Exercise aim:
Repeat each record word for word. Leave nothing out.

===== Data extract =====

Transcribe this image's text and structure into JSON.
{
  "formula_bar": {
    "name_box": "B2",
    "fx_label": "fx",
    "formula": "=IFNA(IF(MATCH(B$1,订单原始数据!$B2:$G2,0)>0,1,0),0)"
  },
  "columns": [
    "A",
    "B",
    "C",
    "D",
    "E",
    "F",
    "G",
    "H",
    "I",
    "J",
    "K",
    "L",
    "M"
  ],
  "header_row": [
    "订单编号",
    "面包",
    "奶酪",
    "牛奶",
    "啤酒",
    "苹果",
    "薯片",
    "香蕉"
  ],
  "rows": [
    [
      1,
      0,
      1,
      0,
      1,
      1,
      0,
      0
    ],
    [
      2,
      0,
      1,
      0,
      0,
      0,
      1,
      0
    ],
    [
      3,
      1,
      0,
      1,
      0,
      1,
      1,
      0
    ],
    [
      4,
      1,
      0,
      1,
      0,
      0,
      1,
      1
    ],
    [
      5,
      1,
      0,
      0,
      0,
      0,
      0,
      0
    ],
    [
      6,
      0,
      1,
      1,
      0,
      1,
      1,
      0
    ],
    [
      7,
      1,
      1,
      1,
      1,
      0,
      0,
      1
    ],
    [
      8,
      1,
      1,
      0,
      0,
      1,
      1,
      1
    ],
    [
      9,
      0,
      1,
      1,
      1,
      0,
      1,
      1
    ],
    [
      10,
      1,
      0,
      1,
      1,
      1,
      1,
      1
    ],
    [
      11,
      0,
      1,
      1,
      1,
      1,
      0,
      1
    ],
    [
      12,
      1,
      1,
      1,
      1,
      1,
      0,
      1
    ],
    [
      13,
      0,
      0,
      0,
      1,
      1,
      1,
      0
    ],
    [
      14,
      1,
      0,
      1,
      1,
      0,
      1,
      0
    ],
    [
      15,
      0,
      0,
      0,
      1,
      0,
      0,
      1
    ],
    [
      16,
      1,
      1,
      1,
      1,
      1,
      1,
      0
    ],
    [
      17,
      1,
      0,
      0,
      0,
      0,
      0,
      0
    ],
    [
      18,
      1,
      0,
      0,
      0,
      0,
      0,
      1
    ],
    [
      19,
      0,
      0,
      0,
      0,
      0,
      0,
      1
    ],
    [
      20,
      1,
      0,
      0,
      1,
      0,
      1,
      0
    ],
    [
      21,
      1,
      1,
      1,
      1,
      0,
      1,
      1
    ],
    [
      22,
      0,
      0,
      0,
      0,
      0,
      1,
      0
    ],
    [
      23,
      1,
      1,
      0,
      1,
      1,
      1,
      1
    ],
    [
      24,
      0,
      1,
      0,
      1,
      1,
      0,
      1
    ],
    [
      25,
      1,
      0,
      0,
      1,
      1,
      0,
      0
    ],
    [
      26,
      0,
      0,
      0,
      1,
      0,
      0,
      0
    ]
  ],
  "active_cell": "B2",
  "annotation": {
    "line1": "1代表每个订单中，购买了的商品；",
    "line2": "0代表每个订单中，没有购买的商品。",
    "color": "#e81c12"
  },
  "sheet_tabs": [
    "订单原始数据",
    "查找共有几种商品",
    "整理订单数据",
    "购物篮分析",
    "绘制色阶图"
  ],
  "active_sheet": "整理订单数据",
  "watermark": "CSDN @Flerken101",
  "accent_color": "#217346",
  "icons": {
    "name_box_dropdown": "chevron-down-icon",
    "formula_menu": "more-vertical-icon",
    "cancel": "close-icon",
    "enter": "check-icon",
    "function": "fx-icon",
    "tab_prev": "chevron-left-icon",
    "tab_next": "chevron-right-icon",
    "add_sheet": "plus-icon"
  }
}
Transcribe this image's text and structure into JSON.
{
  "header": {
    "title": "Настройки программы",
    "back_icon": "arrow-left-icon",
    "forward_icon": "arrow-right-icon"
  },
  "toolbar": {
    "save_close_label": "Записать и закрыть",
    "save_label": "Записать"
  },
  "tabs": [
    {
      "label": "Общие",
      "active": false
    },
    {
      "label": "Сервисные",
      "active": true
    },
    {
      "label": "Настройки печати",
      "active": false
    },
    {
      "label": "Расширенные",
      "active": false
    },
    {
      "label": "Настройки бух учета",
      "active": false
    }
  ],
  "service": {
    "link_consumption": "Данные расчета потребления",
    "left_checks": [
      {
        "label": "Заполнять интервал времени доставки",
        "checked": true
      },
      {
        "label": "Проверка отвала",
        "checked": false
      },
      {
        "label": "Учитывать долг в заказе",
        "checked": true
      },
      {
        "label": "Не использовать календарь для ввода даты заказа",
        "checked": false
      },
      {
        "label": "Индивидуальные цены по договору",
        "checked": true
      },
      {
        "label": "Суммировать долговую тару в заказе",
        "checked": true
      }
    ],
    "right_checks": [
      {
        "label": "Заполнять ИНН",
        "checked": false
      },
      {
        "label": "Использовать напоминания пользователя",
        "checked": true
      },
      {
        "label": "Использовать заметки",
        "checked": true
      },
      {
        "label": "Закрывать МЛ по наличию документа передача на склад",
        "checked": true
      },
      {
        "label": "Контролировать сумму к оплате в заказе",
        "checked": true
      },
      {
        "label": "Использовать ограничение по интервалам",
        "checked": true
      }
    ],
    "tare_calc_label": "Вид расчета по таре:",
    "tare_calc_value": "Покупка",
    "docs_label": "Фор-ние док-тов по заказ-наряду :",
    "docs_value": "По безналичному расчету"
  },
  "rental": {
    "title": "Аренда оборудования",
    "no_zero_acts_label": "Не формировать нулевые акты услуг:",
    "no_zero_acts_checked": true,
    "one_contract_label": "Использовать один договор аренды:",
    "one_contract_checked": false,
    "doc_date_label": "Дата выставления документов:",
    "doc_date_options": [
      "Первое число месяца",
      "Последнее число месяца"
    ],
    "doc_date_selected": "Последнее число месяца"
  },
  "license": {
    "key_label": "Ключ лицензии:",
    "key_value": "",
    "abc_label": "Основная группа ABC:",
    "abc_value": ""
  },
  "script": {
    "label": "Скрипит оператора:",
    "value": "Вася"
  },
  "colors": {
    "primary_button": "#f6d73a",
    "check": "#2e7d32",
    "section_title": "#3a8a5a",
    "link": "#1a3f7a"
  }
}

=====

Output:
Transcribe this image's text and structure into JSON.
{
  "formula_bar": {
    "name_box": "B2",
    "fx_label": "fx",
    "formula": "=IFNA(IF(MATCH(B$1,订单原始数据!$B2:$G2,0)>0,1,0),0)"
  },
  "columns": [
    "A",
    "B",
    "C",
    "D",
    "E",
    "F",
    "G",
    "H",
    "I",
    "J",
    "K",
    "L",
    "M"
  ],
  "header_row": [
    "订单编号",
    "面包",
    "奶酪",
    "牛奶",
    "啤酒",
    "苹果",
    "薯片",
    "香蕉"
  ],
  "rows": [
    [
      1,
      0,
      1,
      0,
      1,
      1,
      0,
      0
    ],
    [
      2,
      0,
      1,
      0,
      0,
      0,
      1,
      0
    ],
    [
      3,
      1,
      0,
      1,
      0,
      1,
      1,
      0
    ],
    [
      4,
      1,
      0,
      1,
      0,
      0,
      1,
      1
    ],
    [
      5,
      1,
      0,
      0,
      0,
      0,
      0,
      0
    ],
    [
      6,
      0,
      1,
      1,
      0,
      1,
      1,
      0
    ],
    [
      7,
      1,
      1,
      1,
      1,
      0,
      0,
      1
    ],
    [
      8,
      1,
      1,
      0,
      0,
      1,
      1,
      1
    ],
    [
      9,
      0,
      1,
      1,
      1,
      0,
      1,
      1
    ],
    [
      10,
      1,
      0,
      1,
      1,
      1,
      1,
      1
    ],
    [
      11,
      0,
      1,
      1,
      1,
      1,
      0,
      1
    ],
    [
      12,
      1,
      1,
      1,
      1,
      1,
      0,
      1
    ],
    [
      13,
      0,
      0,
      0,
      1,
      1,
      1,
      0
    ],
    [
      14,
      1,
      0,
      1,
      1,
      0,
      1,
      0
    ],
    [
      15,
      0,
      0,
      0,
      1,
      0,
      0,
      1
    ],
    [
      16,
      1,
      1,
      1,
      1,
      1,
      1,
      0
    ],
    [
      17,
      1,
      0,
      0,
      0,
      0,
      0,
      0
    ],
    [
      18,
      1,
      0,
      0,
      0,
      0,
      0,
      1
    ],
    [
      19,
      0,
      0,
      0,
      0,
      0,
      0,
      1
    ],
    [
      20,
      1,
      0,
      0,
      1,
      0,
      1,
      0
    ],
    [
      21,
      1,
      1,
      1,
      1,
      0,
      1,
      1
    ],
    [
      22,
      0,
      0,
      0,
      0,
      0,
      1,
      0
    ],
    [
      23,
      1,
      1,
      0,
      1,
      1,
      1,
      1
    ],
    [
      24,
      0,
      1,
      0,
      1,
      1,
      0,
      1
    ],
    [
      25,
      1,
      0,
      0,
      1,
      1,
      0,
      0
    ],
    [
      26,
      0,
      0,
      0,
      1,
      0,
      0,
      0
    ]
  ],
  "active_cell": "B2",
  "annotation": {
    "line1": "1代表每个订单中，购买了的商品；",
    "line2": "0代表每个订单中，没有购买的商品。",
    "color": "#e81c12"
  },
  "sheet_tabs": [
    "订单原始数据",
    "查找共有几种商品",
    "整理订单数据",
    "购物篮分析",
    "绘制色阶图"
  ],
  "active_sheet": "整理订单数据",
  "watermark": "CSDN @Flerken101",
  "accent_color": "#217346",
  "icons": {
    "name_box_dropdown": "chevron-down-icon",
    "formula_menu": "more-vertical-icon",
    "cancel": "close-icon",
    "enter": "check-icon",
    "function": "fx-icon",
    "tab_prev": "chevron-left-icon",
    "tab_next": "chevron-right-icon",
    "add_sheet": "plus-icon"
  }
}
Transcribe this image's text and structure into JSON.
{
  "header": {
    "title": "Настройки программы",
    "back_icon": "arrow-left-icon",
    "forward_icon": "arrow-right-icon"
  },
  "toolbar": {
    "save_close_label": "Записать и закрыть",
    "save_label": "Записать"
  },
  "tabs": [
    {
      "label": "Общие",
      "active": false
    },
    {
      "label": "Сервисные",
      "active": true
    },
    {
      "label": "Настройки печати",
      "active": false
    },
    {
      "label": "Расширенные",
      "active": false
    },
    {
      "label": "Настройки бух учета",
      "active": false
    }
  ],
  "service": {
    "link_consumption": "Данные расчета потребления",
    "left_checks": [
      {
        "label": "Заполнять интервал времени доставки",
        "checked": true
      },
      {
        "label": "Проверка отвала",
        "checked": false
      },
      {
        "label": "Учитывать долг в заказе",
        "checked": true
      },
      {
        "label": "Не использовать календарь для ввода даты заказа",
        "checked": false
      },
      {
        "label": "Индивидуальные цены по договору",
        "checked": true
      },
      {
        "label": "Суммировать долговую тару в заказе",
        "checked": true
      }
    ],
    "right_checks": [
      {
        "label": "Заполнять ИНН",
        "checked": false
      },
      {
        "label": "Использовать напоминания пользователя",
        "checked": true
      },
      {
        "label": "Использовать заметки",
        "checked": true
      },
      {
        "label": "Закрывать МЛ по наличию документа передача на склад",
        "checked": true
      },
      {
        "label": "Контролировать сумму к оплате в заказе",
        "checked": true
      },
      {
        "label": "Использовать ограничение по интервалам",
        "checked": true
      }
    ],
    "tare_calc_label": "Вид расчета по таре:",
    "tare_calc_value": "Покупка",
    "docs_label": "Фор-ние док-тов по заказ-наряду :",
    "docs_value": "По безналичному расчету"
  },
  "rental": {
    "title": "Аренда оборудования",
    "no_zero_acts_label": "Не формировать нулевые акты услуг:",
    "no_zero_acts_checked": true,
    "one_contract_label": "Использовать один договор аренды:",
    "one_contract_checked": false,
    "doc_date_label": "Дата выставления документов:",
    "doc_date_options": [
      "Первое число месяца",
      "Последнее число месяца"
    ],
    "doc_date_selected": "Последнее число месяца"
  },
  "license": {
    "key_label": "Ключ лицензии:",
    "key_value": "",
    "abc_label": "Основная группа ABC:",
    "abc_value": ""
  },
  "script": {
    "label": "Скрипит оператора:",
    "value": "Вася"
  },
  "colors": {
    "primary_button": "#f6d73a",
    "check": "#2e7d32",
    "section_title": "#3a8a5a",
    "link": "#1a3f7a"
  }
}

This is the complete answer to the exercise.